[Task]
Reproduce each line below without any alteration.
════
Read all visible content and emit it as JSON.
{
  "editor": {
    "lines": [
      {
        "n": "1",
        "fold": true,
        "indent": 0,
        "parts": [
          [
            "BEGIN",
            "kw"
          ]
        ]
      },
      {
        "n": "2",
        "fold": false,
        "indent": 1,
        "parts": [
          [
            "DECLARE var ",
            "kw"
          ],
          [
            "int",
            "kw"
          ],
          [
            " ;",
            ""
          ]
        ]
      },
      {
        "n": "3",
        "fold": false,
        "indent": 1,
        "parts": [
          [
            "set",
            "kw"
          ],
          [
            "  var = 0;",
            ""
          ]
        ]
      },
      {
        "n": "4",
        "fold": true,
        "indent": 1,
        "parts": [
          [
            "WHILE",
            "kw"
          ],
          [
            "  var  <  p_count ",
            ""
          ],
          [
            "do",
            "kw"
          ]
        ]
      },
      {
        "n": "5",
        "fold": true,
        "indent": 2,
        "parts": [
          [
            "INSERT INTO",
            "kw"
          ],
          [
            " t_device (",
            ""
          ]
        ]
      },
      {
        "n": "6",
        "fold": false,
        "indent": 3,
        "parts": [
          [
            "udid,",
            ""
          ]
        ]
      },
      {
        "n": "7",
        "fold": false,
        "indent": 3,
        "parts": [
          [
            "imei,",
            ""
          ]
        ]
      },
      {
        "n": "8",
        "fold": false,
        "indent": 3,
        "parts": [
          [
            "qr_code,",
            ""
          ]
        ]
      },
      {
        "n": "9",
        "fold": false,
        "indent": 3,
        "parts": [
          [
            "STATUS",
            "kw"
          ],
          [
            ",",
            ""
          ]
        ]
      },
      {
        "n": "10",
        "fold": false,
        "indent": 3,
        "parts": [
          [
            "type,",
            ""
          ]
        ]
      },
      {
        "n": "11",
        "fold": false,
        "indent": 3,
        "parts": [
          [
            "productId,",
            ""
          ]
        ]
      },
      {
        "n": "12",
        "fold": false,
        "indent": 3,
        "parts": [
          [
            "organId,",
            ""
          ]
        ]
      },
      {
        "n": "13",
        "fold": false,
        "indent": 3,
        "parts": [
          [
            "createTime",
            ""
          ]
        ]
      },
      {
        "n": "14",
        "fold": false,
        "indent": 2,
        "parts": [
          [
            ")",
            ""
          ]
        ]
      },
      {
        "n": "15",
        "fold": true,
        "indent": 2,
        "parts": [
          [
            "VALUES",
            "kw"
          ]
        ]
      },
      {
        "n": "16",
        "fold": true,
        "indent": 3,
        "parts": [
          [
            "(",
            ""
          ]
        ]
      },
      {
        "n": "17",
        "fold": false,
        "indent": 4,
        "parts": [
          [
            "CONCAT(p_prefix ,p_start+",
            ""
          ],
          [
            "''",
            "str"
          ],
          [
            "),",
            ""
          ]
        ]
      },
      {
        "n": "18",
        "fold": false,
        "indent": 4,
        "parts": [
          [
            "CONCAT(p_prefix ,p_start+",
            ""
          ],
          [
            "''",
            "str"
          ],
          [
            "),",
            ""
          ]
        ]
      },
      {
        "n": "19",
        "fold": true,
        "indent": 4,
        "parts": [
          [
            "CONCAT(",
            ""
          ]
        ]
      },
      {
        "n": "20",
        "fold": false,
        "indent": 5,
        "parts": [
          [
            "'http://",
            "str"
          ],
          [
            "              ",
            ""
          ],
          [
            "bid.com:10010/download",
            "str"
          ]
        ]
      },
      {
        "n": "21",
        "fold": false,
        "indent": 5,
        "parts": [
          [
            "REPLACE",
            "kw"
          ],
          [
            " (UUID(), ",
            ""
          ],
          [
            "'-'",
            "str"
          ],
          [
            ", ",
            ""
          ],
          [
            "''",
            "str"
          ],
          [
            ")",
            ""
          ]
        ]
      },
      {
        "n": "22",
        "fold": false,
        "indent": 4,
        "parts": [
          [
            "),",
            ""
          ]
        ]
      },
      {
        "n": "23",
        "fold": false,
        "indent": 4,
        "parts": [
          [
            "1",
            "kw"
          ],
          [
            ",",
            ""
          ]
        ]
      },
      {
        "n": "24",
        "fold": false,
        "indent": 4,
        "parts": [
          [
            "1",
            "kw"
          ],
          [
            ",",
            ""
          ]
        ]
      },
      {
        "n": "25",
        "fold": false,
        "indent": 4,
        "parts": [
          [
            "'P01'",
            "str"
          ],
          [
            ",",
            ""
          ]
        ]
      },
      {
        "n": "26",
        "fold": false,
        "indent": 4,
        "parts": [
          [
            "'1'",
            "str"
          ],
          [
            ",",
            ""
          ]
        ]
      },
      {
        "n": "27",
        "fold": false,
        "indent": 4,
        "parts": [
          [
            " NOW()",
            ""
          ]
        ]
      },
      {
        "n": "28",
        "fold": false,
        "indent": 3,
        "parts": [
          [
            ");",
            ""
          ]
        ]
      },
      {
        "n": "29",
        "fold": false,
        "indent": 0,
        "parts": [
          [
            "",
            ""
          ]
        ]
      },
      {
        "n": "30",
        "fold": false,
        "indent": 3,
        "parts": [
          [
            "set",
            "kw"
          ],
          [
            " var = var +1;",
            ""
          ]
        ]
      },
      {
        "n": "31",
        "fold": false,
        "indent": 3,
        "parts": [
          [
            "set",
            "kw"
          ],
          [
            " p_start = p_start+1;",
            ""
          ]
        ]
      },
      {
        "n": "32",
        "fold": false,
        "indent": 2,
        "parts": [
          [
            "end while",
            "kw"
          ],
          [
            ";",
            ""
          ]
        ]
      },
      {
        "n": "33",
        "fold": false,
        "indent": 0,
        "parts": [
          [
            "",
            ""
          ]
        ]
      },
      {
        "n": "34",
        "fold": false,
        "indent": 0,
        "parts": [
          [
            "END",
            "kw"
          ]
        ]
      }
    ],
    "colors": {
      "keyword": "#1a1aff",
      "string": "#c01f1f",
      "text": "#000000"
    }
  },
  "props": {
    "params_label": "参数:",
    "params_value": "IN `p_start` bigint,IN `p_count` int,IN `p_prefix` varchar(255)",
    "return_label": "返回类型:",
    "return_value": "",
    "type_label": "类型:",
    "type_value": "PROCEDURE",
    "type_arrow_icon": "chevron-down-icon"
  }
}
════
[Answer box]
Read all visible content and emit it as JSON.
{
  "editor": {
    "lines": [
      {
        "n": "1",
        "fold": true,
        "indent": 0,
        "parts": [
          [
            "BEGIN",
            "kw"
          ]
        ]
      },
      {
        "n": "2",
        "fold": false,
        "indent": 1,
        "parts": [
          [
            "DECLARE var ",
            "kw"
          ],
          [
            "int",
            "kw"
          ],
          [
            " ;",
            ""
          ]
        ]
      },
      {
        "n": "3",
        "fold": false,
        "indent": 1,
        "parts": [
          [
            "set",
            "kw"
          ],
          [
            "  var = 0;",
            ""
          ]
        ]
      },
      {
        "n": "4",
        "fold": true,
        "indent": 1,
        "parts": [
          [
            "WHILE",
            "kw"
          ],
          [
            "  var  <  p_count ",
            ""
          ],
          [
            "do",
            "kw"
          ]
        ]
      },
      {
        "n": "5",
        "fold": true,
        "indent": 2,
        "parts": [
          [
            "INSERT INTO",
            "kw"
          ],
          [
            " t_device (",
            ""
          ]
        ]
      },
      {
        "n": "6",
        "fold": false,
        "indent": 3,
        "parts": [
          [
            "udid,",
            ""
          ]
        ]
      },
      {
        "n": "7",
        "fold": false,
        "indent": 3,
        "parts": [
          [
            "imei,",
            ""
          ]
        ]
      },
      {
        "n": "8",
        "fold": false,
        "indent": 3,
        "parts": [
          [
            "qr_code,",
            ""
          ]
        ]
      },
      {
        "n": "9",
        "fold": false,
        "indent": 3,
        "parts": [
          [
            "STATUS",
            "kw"
          ],
          [
            ",",
            ""
          ]
        ]
      },
      {
        "n": "10",
        "fold": false,
        "indent": 3,
        "parts": [
          [
            "type,",
            ""
          ]
        ]
      },
      {
        "n": "11",
        "fold": false,
        "indent": 3,
        "parts": [
          [
            "productId,",
            ""
          ]
        ]
      },
      {
        "n": "12",
        "fold": false,
        "indent": 3,
        "parts": [
          [
            "organId,",
            ""
          ]
        ]
      },
      {
        "n": "13",
        "fold": false,
        "indent": 3,
        "parts": [
          [
            "createTime",
            ""
          ]
        ]
      },
      {
        "n": "14",
        "fold": false,
        "indent": 2,
        "parts": [
          [
            ")",
            ""
          ]
        ]
      },
      {
        "n": "15",
        "fold": true,
        "indent": 2,
        "parts": [
          [
            "VALUES",
            "kw"
          ]
        ]
      },
      {
        "n": "16",
        "fold": true,
        "indent": 3,
        "parts": [
          [
            "(",
            ""
          ]
        ]
      },
      {
        "n": "17",
        "fold": false,
        "indent": 4,
        "parts": [
          [
            "CONCAT(p_prefix ,p_start+",
            ""
          ],
          [
            "''",
            "str"
          ],
          [
            "),",
            ""
          ]
        ]
      },
      {
        "n": "18",
        "fold": false,
        "indent": 4,
        "parts": [
          [
            "CONCAT(p_prefix ,p_start+",
            ""
          ],
          [
            "''",
            "str"
          ],
          [
            "),",
            ""
          ]
        ]
      },
      {
        "n": "19",
        "fold": true,
        "indent": 4,
        "parts": [
          [
            "CONCAT(",
            ""
          ]
        ]
      },
      {
        "n": "20",
        "fold": false,
        "indent": 5,
        "parts": [
          [
            "'http://",
            "str"
          ],
          [
            "              ",
            ""
          ],
          [
            "bid.com:10010/download",
            "str"
          ]
        ]
      },
      {
        "n": "21",
        "fold": false,
        "indent": 5,
        "parts": [
          [
            "REPLACE",
            "kw"
          ],
          [
            " (UUID(), ",
            ""
          ],
          [
            "'-'",
            "str"
          ],
          [
            ", ",
            ""
          ],
          [
            "''",
            "str"
          ],
          [
            ")",
            ""
          ]
        ]
      },
      {
        "n": "22",
        "fold": false,
        "indent": 4,
        "parts": [
          [
            "),",
            ""
          ]
        ]
      },
      {
        "n": "23",
        "fold": false,
        "indent": 4,
        "parts": [
          [
            "1",
            "kw"
          ],
          [
            ",",
            ""
          ]
        ]
      },
      {
        "n": "24",
        "fold": false,
        "indent": 4,
        "parts": [
          [
            "1",
            "kw"
          ],
          [
            ",",
            ""
          ]
        ]
      },
      {
        "n": "25",
        "fold": false,
        "indent": 4,
        "parts": [
          [
            "'P01'",
            "str"
          ],
          [
            ",",
            ""
          ]
        ]
      },
      {
        "n": "26",
        "fold": false,
        "indent": 4,
        "parts": [
          [
            "'1'",
            "str"
          ],
          [
            ",",
            ""
          ]
        ]
      },
      {
        "n": "27",
        "fold": false,
        "indent": 4,
        "parts": [
          [
            " NOW()",
            ""
          ]
        ]
      },
      {
        "n": "28",
        "fold": false,
        "indent": 3,
        "parts": [
          [
            ");",
            ""
          ]
        ]
      },
      {
        "n": "29",
        "fold": false,
        "indent": 0,
        "parts": [
          [
            "",
            ""
          ]
        ]
      },
      {
        "n": "30",
        "fold": false,
        "indent": 3,
        "parts": [
          [
            "set",
            "kw"
          ],
          [
            " var = var +1;",
            ""
          ]
        ]
      },
      {
        "n": "31",
        "fold": false,
        "indent": 3,
        "parts": [
          [
            "set",
            "kw"
          ],
          [
            " p_start = p_start+1;",
            ""
          ]
        ]
      },
      {
        "n": "32",
        "fold": false,
        "indent": 2,
        "parts": [
          [
            "end while",
            "kw"
          ],
          [
            ";",
            ""
          ]
        ]
      },
      {
        "n": "33",
        "fold": false,
        "indent": 0,
        "parts": [
          [
            "",
            ""
          ]
        ]
      },
      {
        "n": "34",
        "fold": false,
        "indent": 0,
        "parts": [
          [
            "END",
            "kw"
          ]
        ]
      }
    ],
    "colors": {
      "keyword": "#1a1aff",
      "string": "#c01f1f",
      "text": "#000000"
    }
  },
  "props": {
    "params_label": "参数:",
    "params_value": "IN `p_start` bigint,IN `p_count` int,IN `p_prefix` varchar(255)",
    "return_label": "返回类型:",
    "return_value": "",
    "type_label": "类型:",
    "type_value": "PROCEDURE",
    "type_arrow_icon": "chevron-down-icon"
  }
}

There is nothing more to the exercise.